Extracted data =
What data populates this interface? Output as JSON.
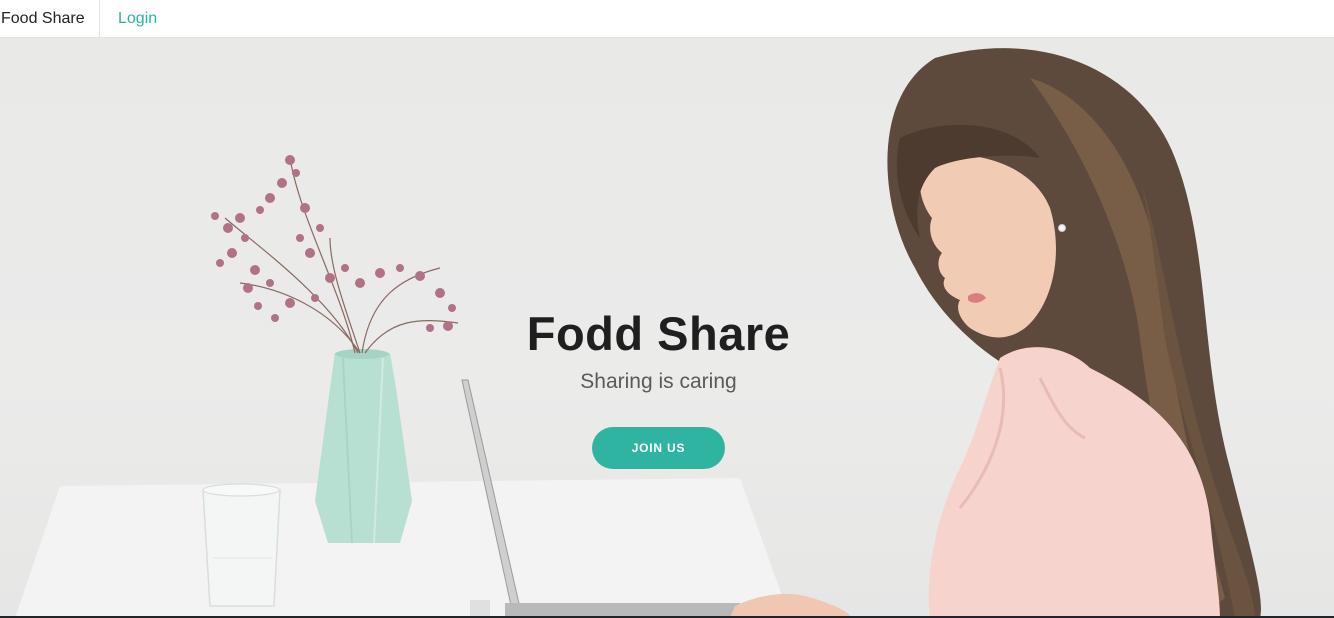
{
  "navbar": {
    "brand": "Food Share",
    "login_label": "Login"
  },
  "hero": {
    "title": "Fodd Share",
    "subtitle": "Sharing is caring",
    "cta_label": "JOIN US"
  },
  "colors": {
    "accent": "#2fb4a2",
    "link": "#2bb3a3",
    "title_text": "#1f1f1f",
    "subtitle_text": "#5a5a5a",
    "hero_background": "#e9e9e8"
  },
  "icons": {
    "hero_image": "woman-at-laptop-photo"
  }
}
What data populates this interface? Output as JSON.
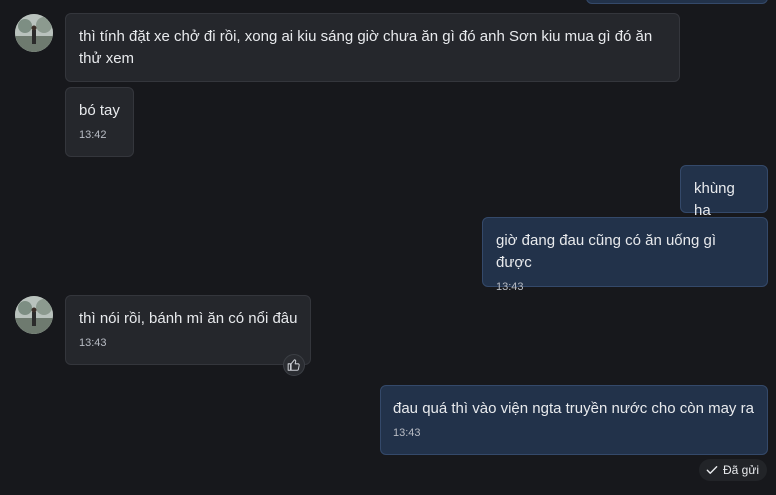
{
  "messages": [
    {
      "dir": "in",
      "text": "thì tính đặt xe chở đi rồi, xong ai kiu sáng giờ chưa ăn gì đó anh Sơn kiu mua gì đó ăn thử xem",
      "time": ""
    },
    {
      "dir": "in",
      "text": "bó tay",
      "time": "13:42"
    },
    {
      "dir": "out",
      "text": "khùng ha",
      "time": ""
    },
    {
      "dir": "out",
      "text": "giờ đang đau cũng có ăn uống gì được",
      "time": "13:43"
    },
    {
      "dir": "in",
      "text": "thì nói rồi, bánh mì ăn có nổi đâu",
      "time": "13:43"
    },
    {
      "dir": "out",
      "text": "đau quá thì vào viện ngta truyền nước cho còn may ra",
      "time": "13:43"
    }
  ],
  "status": {
    "label": "Đã gửi"
  },
  "icons": {
    "avatar": "avatar-photo",
    "reaction": "thumbs-up-icon",
    "sent": "check-icon"
  },
  "colors": {
    "background": "#17181c",
    "incoming_bubble": "#25272c",
    "outgoing_bubble": "#22324a",
    "text": "#e8eaed"
  }
}
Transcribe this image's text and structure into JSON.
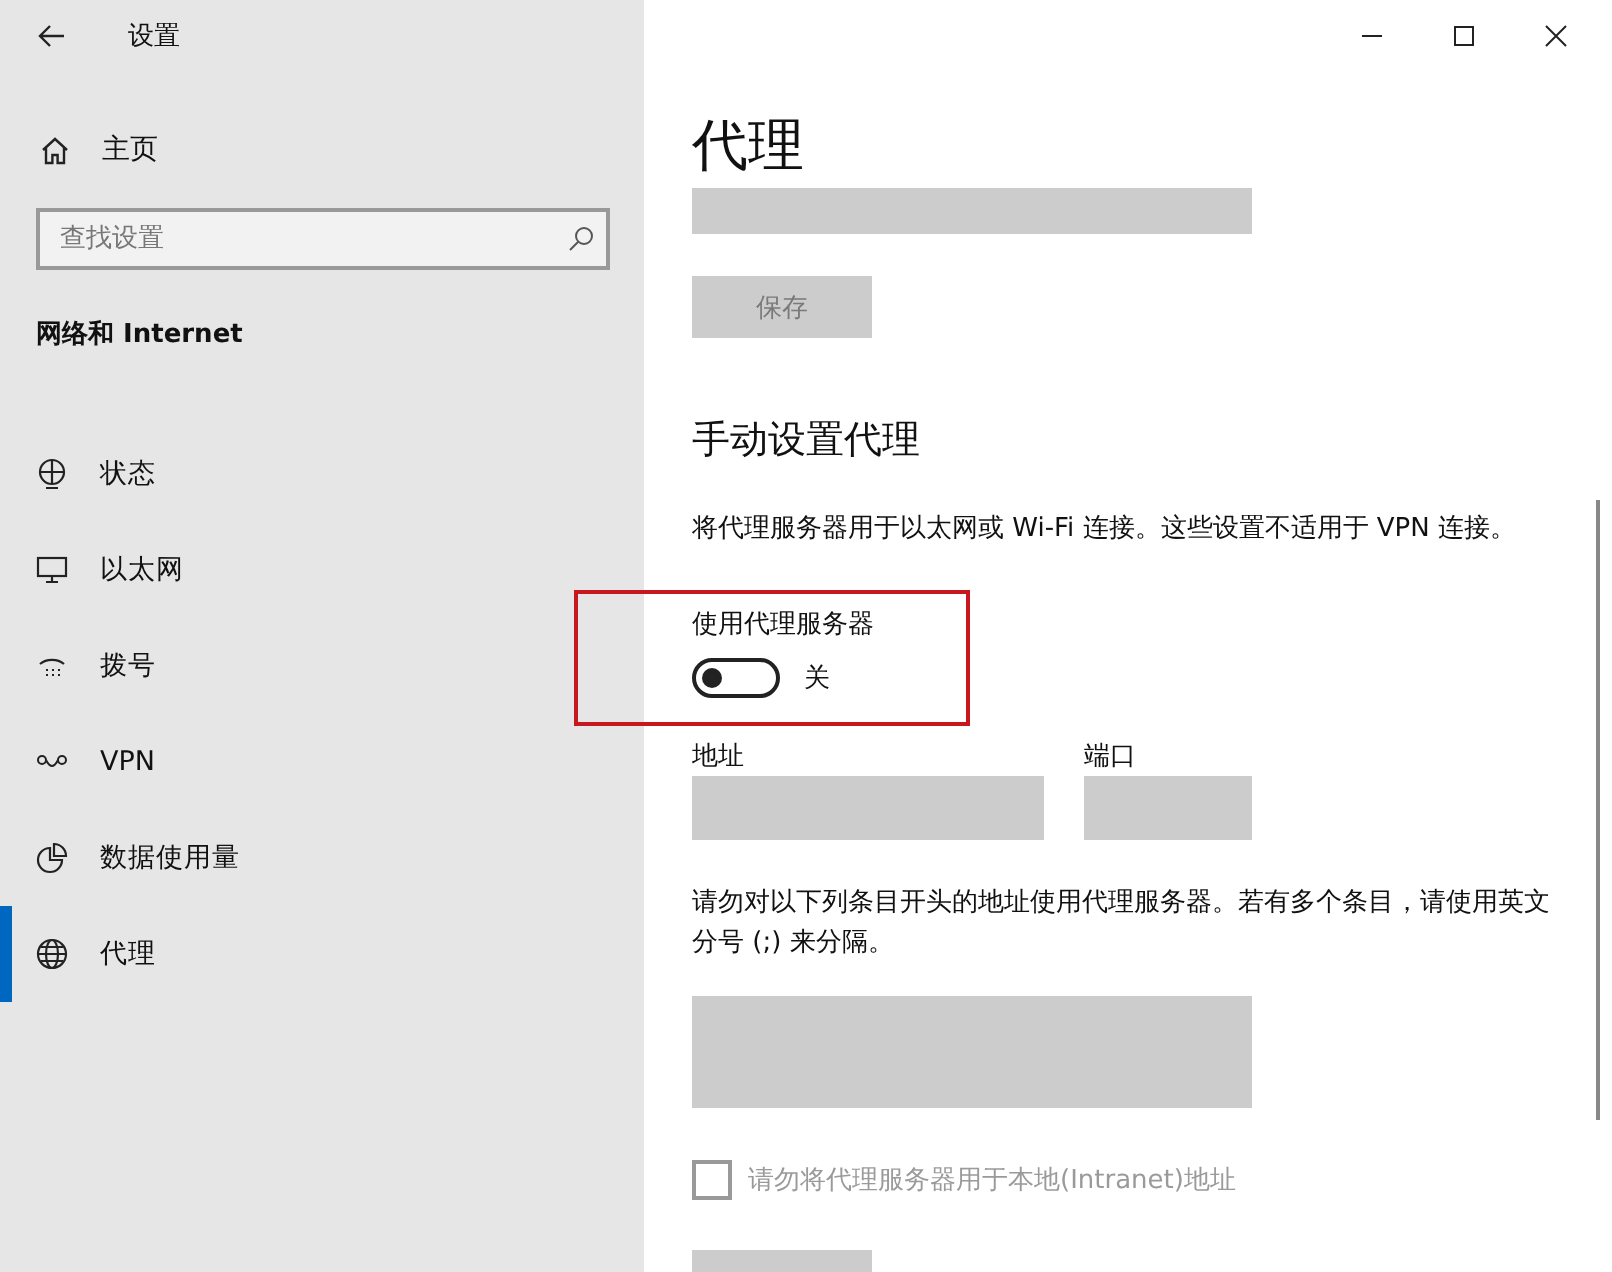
{
  "window": {
    "title": "设置"
  },
  "sidebar": {
    "home": "主页",
    "search": {
      "placeholder": "查找设置"
    },
    "section": "网络和 Internet",
    "items": [
      {
        "label": "状态",
        "kind": "status",
        "selected": false
      },
      {
        "label": "以太网",
        "kind": "ethernet",
        "selected": false
      },
      {
        "label": "拨号",
        "kind": "dialup",
        "selected": false
      },
      {
        "label": "VPN",
        "kind": "vpn",
        "selected": false
      },
      {
        "label": "数据使用量",
        "kind": "data",
        "selected": false
      },
      {
        "label": "代理",
        "kind": "proxy",
        "selected": true
      }
    ]
  },
  "page": {
    "title": "代理",
    "script_field": {
      "disabled": true
    },
    "save_button": {
      "label": "保存",
      "disabled": true
    },
    "manual": {
      "heading": "手动设置代理",
      "description": "将代理服务器用于以太网或 Wi-Fi 连接。这些设置不适用于 VPN 连接。",
      "toggle": {
        "label": "使用代理服务器",
        "on": false,
        "state_text": "关",
        "highlighted": true
      },
      "address": {
        "label": "地址",
        "disabled": true
      },
      "port": {
        "label": "端口",
        "disabled": true
      },
      "exceptions_note": "请勿对以下列条目开头的地址使用代理服务器。若有多个条目，请使用英文分号 (;) 来分隔。",
      "exceptions": {
        "disabled": true
      },
      "local_checkbox": {
        "label": "请勿将代理服务器用于本地(Intranet)地址",
        "checked": false,
        "disabled": true
      }
    }
  }
}
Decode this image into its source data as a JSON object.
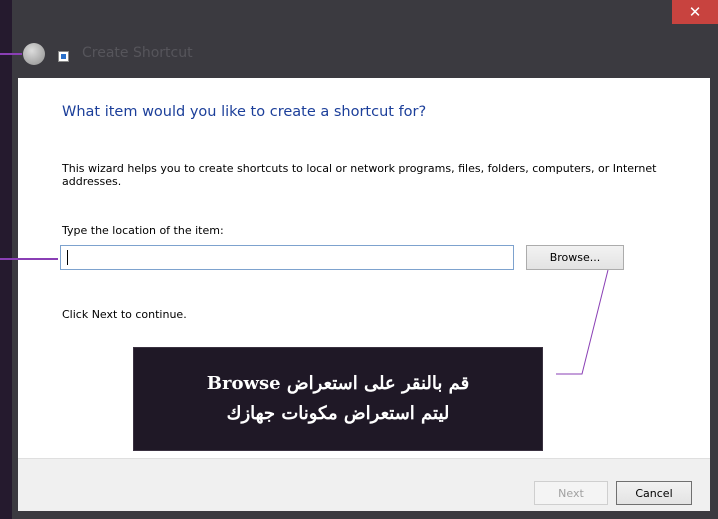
{
  "window": {
    "title": "Create Shortcut",
    "close_glyph": "✕",
    "icons": {
      "back": "back-arrow-icon",
      "title": "shortcut-icon",
      "close": "close-icon"
    }
  },
  "wizard": {
    "heading": "What item would you like to create a shortcut for?",
    "intro": "This wizard helps you to create shortcuts to local or network programs, files, folders, computers, or Internet addresses.",
    "location_label": "Type the location of the item:",
    "location_value": "",
    "browse_label": "Browse...",
    "continue_text": "Click Next to continue."
  },
  "footer": {
    "next_label": "Next",
    "cancel_label": "Cancel"
  },
  "annotation": {
    "line1": "قم بالنقر على استعراض Browse",
    "line2": "ليتم استعراض مكونات جهازك",
    "accent_color": "#8a3fb5"
  },
  "colors": {
    "heading": "#1c3f9a",
    "close_button": "#c8433f",
    "frame": "#3b3a40"
  }
}
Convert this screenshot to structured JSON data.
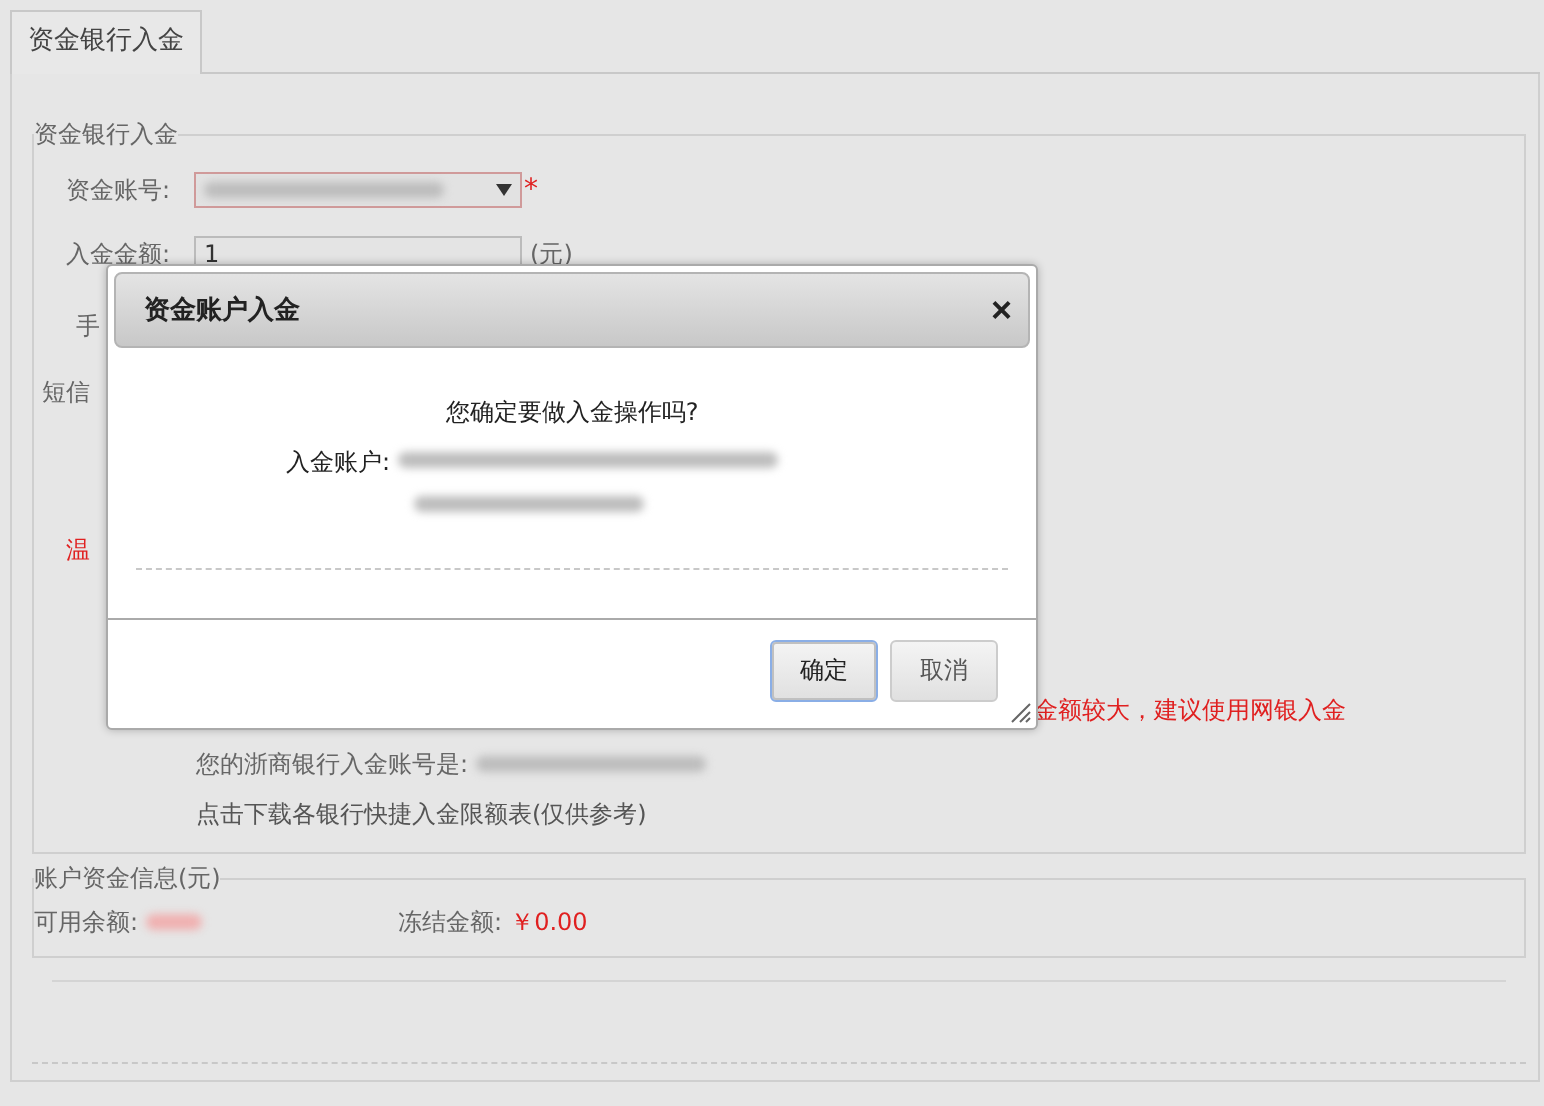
{
  "tabs": [
    {
      "label": "资金银行入金",
      "selected": true
    }
  ],
  "form": {
    "legend": "资金银行入金",
    "account_label": "资金账号:",
    "required_mark": "*",
    "amount_label": "入金金额:",
    "amount_value": "1",
    "amount_unit": "(元)",
    "label_3": "手",
    "label_4": "短信",
    "label_5": "温",
    "warning": "金额较大，建议使用网银入金",
    "bank_account_label": "您的浙商银行入金账号是:",
    "download_link": "点击下载各银行快捷入金限额表(仅供参考)"
  },
  "funds": {
    "legend": "账户资金信息(元)",
    "available_label": "可用余额:",
    "frozen_label": "冻结金额:",
    "frozen_value": "￥0.00"
  },
  "dialog": {
    "title": "资金账户入金",
    "close": "×",
    "question": "您确定要做入金操作吗?",
    "account_label": "入金账户:",
    "buttons": [
      {
        "label": "确定",
        "selected": true
      },
      {
        "label": "取消",
        "selected": false
      }
    ]
  }
}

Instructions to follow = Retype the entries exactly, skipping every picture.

Solution to the problem =
What data populates this interface? Output as JSON.
{
  "navbar": {
    "brand": "Food Share",
    "login_label": "Login"
  },
  "hero": {
    "title": "Fodd Share",
    "subtitle": "Sharing is caring",
    "cta_label": "JOIN US"
  },
  "colors": {
    "accent": "#2fb4a2",
    "link": "#2bb3a3",
    "title_text": "#1f1f1f",
    "subtitle_text": "#5a5a5a",
    "hero_background": "#e9e9e8"
  },
  "icons": {
    "hero_image": "woman-at-laptop-photo"
  }
}
What data populates this interface? Output as JSON.
{
  "messages": [
    {
      "dir": "in",
      "text": "thì tính đặt xe chở đi rồi, xong ai kiu sáng giờ chưa ăn gì đó anh Sơn kiu mua gì đó ăn thử xem",
      "time": ""
    },
    {
      "dir": "in",
      "text": "bó tay",
      "time": "13:42"
    },
    {
      "dir": "out",
      "text": "khùng ha",
      "time": ""
    },
    {
      "dir": "out",
      "text": "giờ đang đau cũng có ăn uống gì được",
      "time": "13:43"
    },
    {
      "dir": "in",
      "text": "thì nói rồi, bánh mì ăn có nổi đâu",
      "time": "13:43"
    },
    {
      "dir": "out",
      "text": "đau quá thì vào viện ngta truyền nước cho còn may ra",
      "time": "13:43"
    }
  ],
  "status": {
    "label": "Đã gửi"
  },
  "icons": {
    "avatar": "avatar-photo",
    "reaction": "thumbs-up-icon",
    "sent": "check-icon"
  },
  "colors": {
    "background": "#17181c",
    "incoming_bubble": "#25272c",
    "outgoing_bubble": "#22324a",
    "text": "#e8eaed"
  }
}
Transcribe this image's text and structure into JSON.
{
  "window": {
    "title": "设置"
  },
  "sidebar": {
    "home": "主页",
    "search": {
      "placeholder": "查找设置"
    },
    "section": "网络和 Internet",
    "items": [
      {
        "label": "状态",
        "kind": "status",
        "selected": false
      },
      {
        "label": "以太网",
        "kind": "ethernet",
        "selected": false
      },
      {
        "label": "拨号",
        "kind": "dialup",
        "selected": false
      },
      {
        "label": "VPN",
        "kind": "vpn",
        "selected": false
      },
      {
        "label": "数据使用量",
        "kind": "data",
        "selected": false
      },
      {
        "label": "代理",
        "kind": "proxy",
        "selected": true
      }
    ]
  },
  "page": {
    "title": "代理",
    "script_field": {
      "disabled": true
    },
    "save_button": {
      "label": "保存",
      "disabled": true
    },
    "manual": {
      "heading": "手动设置代理",
      "description": "将代理服务器用于以太网或 Wi-Fi 连接。这些设置不适用于 VPN 连接。",
      "toggle": {
        "label": "使用代理服务器",
        "on": false,
        "state_text": "关",
        "highlighted": true
      },
      "address": {
        "label": "地址",
        "disabled": true
      },
      "port": {
        "label": "端口",
        "disabled": true
      },
      "exceptions_note": "请勿对以下列条目开头的地址使用代理服务器。若有多个条目，请使用英文分号 (;) 来分隔。",
      "exceptions": {
        "disabled": true
      },
      "local_checkbox": {
        "label": "请勿将代理服务器用于本地(Intranet)地址",
        "checked": false,
        "disabled": true
      }
    }
  }
}
Decode this image into its source data as a JSON object.
{
  "window": {
    "title": "Create Shortcut",
    "close_glyph": "✕",
    "icons": {
      "back": "back-arrow-icon",
      "title": "shortcut-icon",
      "close": "close-icon"
    }
  },
  "wizard": {
    "heading": "What item would you like to create a shortcut for?",
    "intro": "This wizard helps you to create shortcuts to local or network programs, files, folders, computers, or Internet addresses.",
    "location_label": "Type the location of the item:",
    "location_value": "",
    "browse_label": "Browse...",
    "continue_text": "Click Next to continue."
  },
  "footer": {
    "next_label": "Next",
    "cancel_label": "Cancel"
  },
  "annotation": {
    "line1": "قم بالنقر على استعراض Browse",
    "line2": "ليتم استعراض مكونات جهازك",
    "accent_color": "#8a3fb5"
  },
  "colors": {
    "heading": "#1c3f9a",
    "close_button": "#c8433f",
    "frame": "#3b3a40"
  }
}
Convert this screenshot to structured JSON data.
{
  "tabs": [
    {
      "label": "资金银行入金",
      "selected": true
    }
  ],
  "form": {
    "legend": "资金银行入金",
    "account_label": "资金账号:",
    "required_mark": "*",
    "amount_label": "入金金额:",
    "amount_value": "1",
    "amount_unit": "(元)",
    "label_3": "手",
    "label_4": "短信",
    "label_5": "温",
    "warning": "金额较大，建议使用网银入金",
    "bank_account_label": "您的浙商银行入金账号是:",
    "download_link": "点击下载各银行快捷入金限额表(仅供参考)"
  },
  "funds": {
    "legend": "账户资金信息(元)",
    "available_label": "可用余额:",
    "frozen_label": "冻结金额:",
    "frozen_value": "￥0.00"
  },
  "dialog": {
    "title": "资金账户入金",
    "close": "×",
    "question": "您确定要做入金操作吗?",
    "account_label": "入金账户:",
    "buttons": [
      {
        "label": "确定",
        "selected": true
      },
      {
        "label": "取消",
        "selected": false
      }
    ]
  }
}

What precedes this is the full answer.